Elizabeth S. Reames | 9/21/2005 1:43:24 AM
Each year, millions of illnesses can be traced to foodborne bacteria. LSU AgCenter nutritionist Dr. Beth Reames says that figure can drop if people follow recommendations during September Food Safety Education Month.
This year’s theme is "Keep Hands Clean with Good Hygiene." Reames offers several ways to fight bacteria.
• Wash hands in hot, soapy water before preparing food and after using the bathroom, changing diapers and handling pets. For best results, use warm water to moisten hands and then apply soap and rub hands together for 20 seconds before rinsing thoroughly.
• Wash cutting boards, knives, utensils and counter tops in hot soapy water after preparing each food item and before going on to the next one.
• Use plastic or other non-porous cutting boards. Cutting boards should be run through the dishwasher - or washed in hot soapy water - after use.
• Consider using paper towels to clean up kitchen surfaces. If using cloth towels, wash them often in the hot cycle of the washing machine.
Although the likelihood of serious complications is unknown, the Food and Drug Administration estimates that 2 percent to 3 percent of all foodborne illnesses lead to secondary long-term illnesses. For example, certain strains of E.coli can cause kidney failure in young children and infants, Salmonella can lead to reactive arthritis and serious infections, Listeria can cause meningitis and stillbirths and Campylobacter may be the most common precipitating factor for Guillain-Barre syndrome.
National Food Safety Education Month is sponsored by the National Restaurant Association Educational Foundation. This annual campaign strives to build awareness of the restaurant and foodservice industry’s commitment to serving safe food, heighten awareness about the importance of food safety education and encourage additional food safety training for all industry employees.
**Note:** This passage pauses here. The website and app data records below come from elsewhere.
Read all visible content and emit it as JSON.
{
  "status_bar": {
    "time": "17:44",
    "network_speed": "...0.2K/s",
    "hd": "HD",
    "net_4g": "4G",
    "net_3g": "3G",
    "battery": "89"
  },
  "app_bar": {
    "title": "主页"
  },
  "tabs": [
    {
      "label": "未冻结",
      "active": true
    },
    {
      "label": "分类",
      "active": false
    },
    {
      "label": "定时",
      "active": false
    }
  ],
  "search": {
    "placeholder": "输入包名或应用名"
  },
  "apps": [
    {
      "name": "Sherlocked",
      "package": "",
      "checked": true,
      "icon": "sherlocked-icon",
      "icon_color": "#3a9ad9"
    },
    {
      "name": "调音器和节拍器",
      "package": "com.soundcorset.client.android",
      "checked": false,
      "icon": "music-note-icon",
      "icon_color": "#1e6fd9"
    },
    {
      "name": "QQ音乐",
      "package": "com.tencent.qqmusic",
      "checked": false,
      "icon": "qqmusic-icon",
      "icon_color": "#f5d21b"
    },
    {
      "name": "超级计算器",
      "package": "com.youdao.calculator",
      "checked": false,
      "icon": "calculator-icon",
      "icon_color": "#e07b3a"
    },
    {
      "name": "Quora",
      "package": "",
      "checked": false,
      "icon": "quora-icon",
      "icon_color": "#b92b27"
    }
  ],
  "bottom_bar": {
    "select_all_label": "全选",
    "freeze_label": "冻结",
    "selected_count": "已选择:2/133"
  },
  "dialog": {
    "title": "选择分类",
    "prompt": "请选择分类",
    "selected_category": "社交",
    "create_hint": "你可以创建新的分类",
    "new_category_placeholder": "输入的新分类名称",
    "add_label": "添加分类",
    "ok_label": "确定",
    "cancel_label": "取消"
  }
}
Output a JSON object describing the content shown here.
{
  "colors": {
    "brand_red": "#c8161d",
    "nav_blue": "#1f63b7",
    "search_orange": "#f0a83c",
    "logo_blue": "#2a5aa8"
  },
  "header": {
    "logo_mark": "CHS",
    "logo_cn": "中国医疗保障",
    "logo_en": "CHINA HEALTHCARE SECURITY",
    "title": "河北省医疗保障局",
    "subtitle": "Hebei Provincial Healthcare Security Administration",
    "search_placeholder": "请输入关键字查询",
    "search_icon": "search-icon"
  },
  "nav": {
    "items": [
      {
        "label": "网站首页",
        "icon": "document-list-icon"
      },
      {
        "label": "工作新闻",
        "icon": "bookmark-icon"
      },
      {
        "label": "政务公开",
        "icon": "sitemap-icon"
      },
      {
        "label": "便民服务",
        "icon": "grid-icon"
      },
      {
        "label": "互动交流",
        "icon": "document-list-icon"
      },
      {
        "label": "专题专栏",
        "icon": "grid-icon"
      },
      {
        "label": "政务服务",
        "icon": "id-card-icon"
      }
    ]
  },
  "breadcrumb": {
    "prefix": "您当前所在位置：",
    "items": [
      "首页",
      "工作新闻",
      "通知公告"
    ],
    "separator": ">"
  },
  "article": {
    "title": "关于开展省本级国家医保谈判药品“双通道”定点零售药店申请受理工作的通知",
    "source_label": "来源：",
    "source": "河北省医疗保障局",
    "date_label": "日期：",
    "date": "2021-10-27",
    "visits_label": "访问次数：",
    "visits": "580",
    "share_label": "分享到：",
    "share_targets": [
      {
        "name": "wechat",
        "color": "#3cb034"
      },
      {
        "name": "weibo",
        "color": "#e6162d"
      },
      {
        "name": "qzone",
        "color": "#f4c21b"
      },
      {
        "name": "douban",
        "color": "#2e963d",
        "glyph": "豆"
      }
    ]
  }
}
For information on related family and consumer topics, click on the Family and Home link on the LSU AgCenter homepage, at www.lsuagcenter.com.
The LSU AgCenter and the LSU College of Agriculture